        • Francesc

          Oh and by the way yes, the only point against McGrath’s position I can think of is that unlike biology history is not an experimental science (or hard science, or real science, you pick wich one suits best for you) and their hypotheses are scientific only in a wide sense as they are not always testable

  • Steven Carr

    FRANCESC
    Let’s accept that he was killed by the romans.

    CARR
    Why?

    How does Jesus being killed by the Romans explain the data?

    1 Thessalonians 2
    You suffered from your own countrymen the same things those churches suffered from the Jews, who killed the Lord Jesus and the prophets and also drove us out.

    Historicists have to explain why Paul says the Jews killed Jesus, when their pet theory is that the Romans killed Jesus.

  • http://www.nazoreans.com Nazorean

    Quite revealing are the more secular mentions of Jesus Christ or Jesus of Nazareth. First, we have the infamous ‘Testimonium Flavianum’ of Josephus made at the end of ‘Jewish Antiquities,’ which was not published until the middle of the 90s, then we have the quotes by St. Ignatius of Antioch and Clement of Rome also made at the end of the first century and the beginning of the second century. At that time, we also have the famous apologetics quotes by Suetonius and Tacitus about Jesus and the Christiani.

    Conversely, we have the Pauline Epistles which were written and preached during the 50s making no reference to Jesus of Nazareth. The author knows about a cosmic Christ the Savior, but nothing about a real live crucified Jesus Christ. Then we have ‘The Shepherd of Hermes’ which most scholars have attributed to the early second century, but others believe may have been written by ‘Paul.’ Paul was actually Apollonius of Tyana, who was of Greek ancestry, which makes him an obvous candidate to be the author. This scripture was a part of the early Church canon and makes no mention of Jesus of Nazareth. Then we have ‘The Epistle of Barnabas’ believed to have been written during the 80s. This early Church scripture only mentions Jesus Christ, but knows nothing about a real live flesh and blood Jesus of Nazareth.

    The gospel accounts of the life and passion of Jesus Christ are believed to have been first written during the late 60s and early 70s. Strangely, prior to this time no one ever heard of Jesus Christ or Jesus of Nazareth. It was only after the gospels were written that we hear quotes about Jesus Christ. If Jesus Christ were a real person who was crucified c 30 CE we would not need gospels to tell us that he existed and that these events actually happened.

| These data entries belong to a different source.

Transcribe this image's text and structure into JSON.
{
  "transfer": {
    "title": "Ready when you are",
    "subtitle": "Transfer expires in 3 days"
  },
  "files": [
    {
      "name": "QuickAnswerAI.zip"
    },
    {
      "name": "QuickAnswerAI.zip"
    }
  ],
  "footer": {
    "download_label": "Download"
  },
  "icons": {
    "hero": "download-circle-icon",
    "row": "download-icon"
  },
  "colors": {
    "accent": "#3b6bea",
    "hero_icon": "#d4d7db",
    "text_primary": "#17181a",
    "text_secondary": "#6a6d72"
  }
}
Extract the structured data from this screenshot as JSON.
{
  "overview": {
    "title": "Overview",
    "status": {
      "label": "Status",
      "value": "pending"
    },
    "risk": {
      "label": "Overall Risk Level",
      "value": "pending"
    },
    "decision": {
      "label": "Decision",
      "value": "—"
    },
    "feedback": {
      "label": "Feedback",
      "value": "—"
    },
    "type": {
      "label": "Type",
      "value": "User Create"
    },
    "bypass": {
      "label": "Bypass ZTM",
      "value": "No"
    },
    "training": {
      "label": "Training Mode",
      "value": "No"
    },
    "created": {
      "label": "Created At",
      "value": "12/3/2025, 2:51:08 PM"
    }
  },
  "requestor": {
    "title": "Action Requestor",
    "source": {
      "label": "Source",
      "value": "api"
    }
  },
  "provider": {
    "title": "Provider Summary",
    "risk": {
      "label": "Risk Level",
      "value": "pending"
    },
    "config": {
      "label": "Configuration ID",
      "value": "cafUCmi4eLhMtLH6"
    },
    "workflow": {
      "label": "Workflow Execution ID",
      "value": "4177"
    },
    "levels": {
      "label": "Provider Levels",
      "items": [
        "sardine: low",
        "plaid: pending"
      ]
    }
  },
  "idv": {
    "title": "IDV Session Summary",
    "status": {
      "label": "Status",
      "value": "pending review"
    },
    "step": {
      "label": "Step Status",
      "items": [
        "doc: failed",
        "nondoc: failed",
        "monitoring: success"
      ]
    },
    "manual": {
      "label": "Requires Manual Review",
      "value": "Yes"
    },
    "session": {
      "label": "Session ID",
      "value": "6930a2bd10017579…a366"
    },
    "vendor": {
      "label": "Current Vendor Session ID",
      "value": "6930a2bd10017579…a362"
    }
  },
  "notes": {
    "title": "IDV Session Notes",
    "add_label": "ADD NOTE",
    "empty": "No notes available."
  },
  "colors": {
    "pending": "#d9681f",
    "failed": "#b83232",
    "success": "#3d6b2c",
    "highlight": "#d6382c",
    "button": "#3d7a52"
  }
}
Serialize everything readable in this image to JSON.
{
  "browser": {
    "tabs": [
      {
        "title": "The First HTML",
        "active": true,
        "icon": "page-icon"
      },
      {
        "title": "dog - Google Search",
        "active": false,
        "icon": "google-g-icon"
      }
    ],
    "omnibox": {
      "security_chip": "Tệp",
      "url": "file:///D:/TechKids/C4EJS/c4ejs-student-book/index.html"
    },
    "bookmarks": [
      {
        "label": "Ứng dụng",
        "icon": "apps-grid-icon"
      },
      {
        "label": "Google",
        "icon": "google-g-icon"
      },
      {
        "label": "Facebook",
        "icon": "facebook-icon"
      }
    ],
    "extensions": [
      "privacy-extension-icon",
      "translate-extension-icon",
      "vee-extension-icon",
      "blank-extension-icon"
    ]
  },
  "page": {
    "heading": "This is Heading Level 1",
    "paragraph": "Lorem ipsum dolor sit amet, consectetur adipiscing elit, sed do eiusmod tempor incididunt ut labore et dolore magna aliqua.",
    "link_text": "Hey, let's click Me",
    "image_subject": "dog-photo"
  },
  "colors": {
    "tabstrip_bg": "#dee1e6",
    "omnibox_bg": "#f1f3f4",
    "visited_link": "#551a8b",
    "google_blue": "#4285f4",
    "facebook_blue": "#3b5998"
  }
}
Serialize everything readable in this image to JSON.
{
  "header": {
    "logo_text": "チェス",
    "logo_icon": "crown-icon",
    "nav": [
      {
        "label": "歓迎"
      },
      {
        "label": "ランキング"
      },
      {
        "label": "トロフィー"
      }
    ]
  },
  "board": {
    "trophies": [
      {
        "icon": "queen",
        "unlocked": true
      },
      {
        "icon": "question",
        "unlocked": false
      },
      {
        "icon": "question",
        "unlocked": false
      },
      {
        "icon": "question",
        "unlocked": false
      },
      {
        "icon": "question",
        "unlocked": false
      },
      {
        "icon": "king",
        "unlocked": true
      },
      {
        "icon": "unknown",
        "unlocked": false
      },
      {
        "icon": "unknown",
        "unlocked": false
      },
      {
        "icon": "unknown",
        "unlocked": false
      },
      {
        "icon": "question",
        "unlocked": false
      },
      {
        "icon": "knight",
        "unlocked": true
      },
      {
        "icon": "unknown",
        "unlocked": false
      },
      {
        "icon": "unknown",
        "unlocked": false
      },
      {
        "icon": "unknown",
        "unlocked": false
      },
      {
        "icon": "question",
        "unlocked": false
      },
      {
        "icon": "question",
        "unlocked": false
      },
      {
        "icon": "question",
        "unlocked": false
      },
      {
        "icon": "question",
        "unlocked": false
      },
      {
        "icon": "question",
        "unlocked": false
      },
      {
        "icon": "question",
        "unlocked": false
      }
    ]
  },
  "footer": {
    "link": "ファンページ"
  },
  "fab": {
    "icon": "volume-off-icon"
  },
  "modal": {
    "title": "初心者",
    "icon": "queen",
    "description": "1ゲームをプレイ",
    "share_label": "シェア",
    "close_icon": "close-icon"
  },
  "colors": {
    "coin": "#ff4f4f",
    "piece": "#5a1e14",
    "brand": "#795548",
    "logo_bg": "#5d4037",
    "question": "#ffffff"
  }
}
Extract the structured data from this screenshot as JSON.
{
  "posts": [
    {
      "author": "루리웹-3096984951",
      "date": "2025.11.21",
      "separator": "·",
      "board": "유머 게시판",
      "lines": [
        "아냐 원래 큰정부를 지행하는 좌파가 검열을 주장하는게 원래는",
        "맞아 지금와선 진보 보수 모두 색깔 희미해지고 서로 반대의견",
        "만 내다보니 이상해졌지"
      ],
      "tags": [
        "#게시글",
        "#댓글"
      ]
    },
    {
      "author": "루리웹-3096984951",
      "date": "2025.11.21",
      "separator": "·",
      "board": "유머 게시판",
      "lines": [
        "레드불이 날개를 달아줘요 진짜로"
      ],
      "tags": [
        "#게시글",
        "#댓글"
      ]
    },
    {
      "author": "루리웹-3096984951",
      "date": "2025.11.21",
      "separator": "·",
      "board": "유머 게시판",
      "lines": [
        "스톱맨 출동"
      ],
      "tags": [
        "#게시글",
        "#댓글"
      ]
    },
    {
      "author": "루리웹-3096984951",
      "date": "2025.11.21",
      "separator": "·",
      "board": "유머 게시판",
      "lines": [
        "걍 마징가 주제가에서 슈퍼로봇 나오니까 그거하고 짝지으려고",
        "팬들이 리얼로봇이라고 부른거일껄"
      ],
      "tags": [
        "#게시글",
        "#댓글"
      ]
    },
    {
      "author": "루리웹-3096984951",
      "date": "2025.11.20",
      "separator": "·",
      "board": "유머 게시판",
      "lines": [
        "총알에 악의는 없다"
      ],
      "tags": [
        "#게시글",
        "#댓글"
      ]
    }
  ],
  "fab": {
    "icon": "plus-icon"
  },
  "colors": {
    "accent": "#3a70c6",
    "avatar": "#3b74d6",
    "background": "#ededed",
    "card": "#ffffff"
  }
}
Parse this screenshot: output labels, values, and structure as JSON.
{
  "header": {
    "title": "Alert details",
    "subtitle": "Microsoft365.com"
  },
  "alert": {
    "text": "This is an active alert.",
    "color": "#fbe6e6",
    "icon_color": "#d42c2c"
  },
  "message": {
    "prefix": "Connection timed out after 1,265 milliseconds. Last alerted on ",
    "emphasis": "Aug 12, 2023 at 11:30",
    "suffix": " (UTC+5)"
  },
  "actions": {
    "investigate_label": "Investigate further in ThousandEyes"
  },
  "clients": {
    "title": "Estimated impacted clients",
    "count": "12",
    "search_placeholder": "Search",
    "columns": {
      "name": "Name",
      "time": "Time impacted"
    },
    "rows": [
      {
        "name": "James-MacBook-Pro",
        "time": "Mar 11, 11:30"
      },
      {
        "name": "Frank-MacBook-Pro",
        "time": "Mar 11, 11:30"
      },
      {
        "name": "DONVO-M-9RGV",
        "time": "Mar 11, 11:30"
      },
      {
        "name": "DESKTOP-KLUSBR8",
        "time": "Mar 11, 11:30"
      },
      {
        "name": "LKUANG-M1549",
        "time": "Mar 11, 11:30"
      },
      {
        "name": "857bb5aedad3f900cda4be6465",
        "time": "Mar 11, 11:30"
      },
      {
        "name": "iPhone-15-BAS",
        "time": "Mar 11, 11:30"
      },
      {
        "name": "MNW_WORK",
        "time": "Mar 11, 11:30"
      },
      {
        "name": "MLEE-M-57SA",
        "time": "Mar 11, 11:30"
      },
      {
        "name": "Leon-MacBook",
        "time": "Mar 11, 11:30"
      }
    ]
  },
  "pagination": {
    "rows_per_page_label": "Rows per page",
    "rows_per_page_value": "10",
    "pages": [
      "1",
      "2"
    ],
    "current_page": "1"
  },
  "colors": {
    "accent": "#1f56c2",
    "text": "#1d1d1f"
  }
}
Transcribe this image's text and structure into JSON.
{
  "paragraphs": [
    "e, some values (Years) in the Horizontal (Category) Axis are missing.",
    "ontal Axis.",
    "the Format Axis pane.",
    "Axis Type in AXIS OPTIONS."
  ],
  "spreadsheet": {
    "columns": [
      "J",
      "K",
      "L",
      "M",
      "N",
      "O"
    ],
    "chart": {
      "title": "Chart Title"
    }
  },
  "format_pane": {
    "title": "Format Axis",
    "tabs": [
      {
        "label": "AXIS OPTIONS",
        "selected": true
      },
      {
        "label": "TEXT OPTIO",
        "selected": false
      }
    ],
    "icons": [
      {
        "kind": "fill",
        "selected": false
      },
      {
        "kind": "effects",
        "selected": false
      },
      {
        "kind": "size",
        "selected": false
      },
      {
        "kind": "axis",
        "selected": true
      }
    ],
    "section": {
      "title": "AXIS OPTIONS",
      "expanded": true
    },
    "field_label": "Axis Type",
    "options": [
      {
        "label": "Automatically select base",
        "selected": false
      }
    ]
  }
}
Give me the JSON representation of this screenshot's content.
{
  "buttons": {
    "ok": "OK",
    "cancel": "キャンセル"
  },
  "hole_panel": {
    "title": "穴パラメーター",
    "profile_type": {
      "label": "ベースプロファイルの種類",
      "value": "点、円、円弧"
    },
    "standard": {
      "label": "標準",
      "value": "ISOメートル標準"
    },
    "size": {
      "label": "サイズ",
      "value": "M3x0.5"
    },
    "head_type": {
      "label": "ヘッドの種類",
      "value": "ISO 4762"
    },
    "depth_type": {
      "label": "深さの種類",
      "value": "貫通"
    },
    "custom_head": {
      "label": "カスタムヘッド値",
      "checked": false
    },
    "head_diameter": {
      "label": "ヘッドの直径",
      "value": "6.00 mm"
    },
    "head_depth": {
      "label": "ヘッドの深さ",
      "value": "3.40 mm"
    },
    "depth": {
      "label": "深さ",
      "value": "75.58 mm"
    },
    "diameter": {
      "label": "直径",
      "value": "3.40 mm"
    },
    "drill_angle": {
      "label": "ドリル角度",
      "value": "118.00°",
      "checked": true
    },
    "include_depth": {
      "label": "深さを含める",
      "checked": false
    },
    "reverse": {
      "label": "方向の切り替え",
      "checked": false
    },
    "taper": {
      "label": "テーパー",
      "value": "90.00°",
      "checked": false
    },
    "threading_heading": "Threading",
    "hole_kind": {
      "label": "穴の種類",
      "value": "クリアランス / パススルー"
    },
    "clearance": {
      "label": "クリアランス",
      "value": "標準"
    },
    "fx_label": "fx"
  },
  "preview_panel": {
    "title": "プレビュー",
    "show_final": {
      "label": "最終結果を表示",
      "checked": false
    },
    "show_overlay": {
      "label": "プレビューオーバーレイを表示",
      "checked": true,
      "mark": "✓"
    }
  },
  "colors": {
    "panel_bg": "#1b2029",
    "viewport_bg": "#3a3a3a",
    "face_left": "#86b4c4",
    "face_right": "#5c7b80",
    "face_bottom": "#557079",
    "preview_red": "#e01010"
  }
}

    Dead Sea Scroll archivist Joseph Atwill in ‘Caesar’s Messiah’ clearly shows in the empty tomb narrative, which appears in all 4 gospels, that the gospels had a common source and were not the product of some quasi-literate Jewish Apostles. Starting with John, then Matthew, then Mark and finally Luke, what we find is that in Matthew, Mary sees the tomb scene precisely as she left it in John and so on. This shows common knowledge among the authors of all 4 gospels. To learn more about how the Romans subverted the teachings of Yeshu and the Nazoreans and proclaimed them the revelations of their godman Jesus Christ visit: http://www. nazoreans.com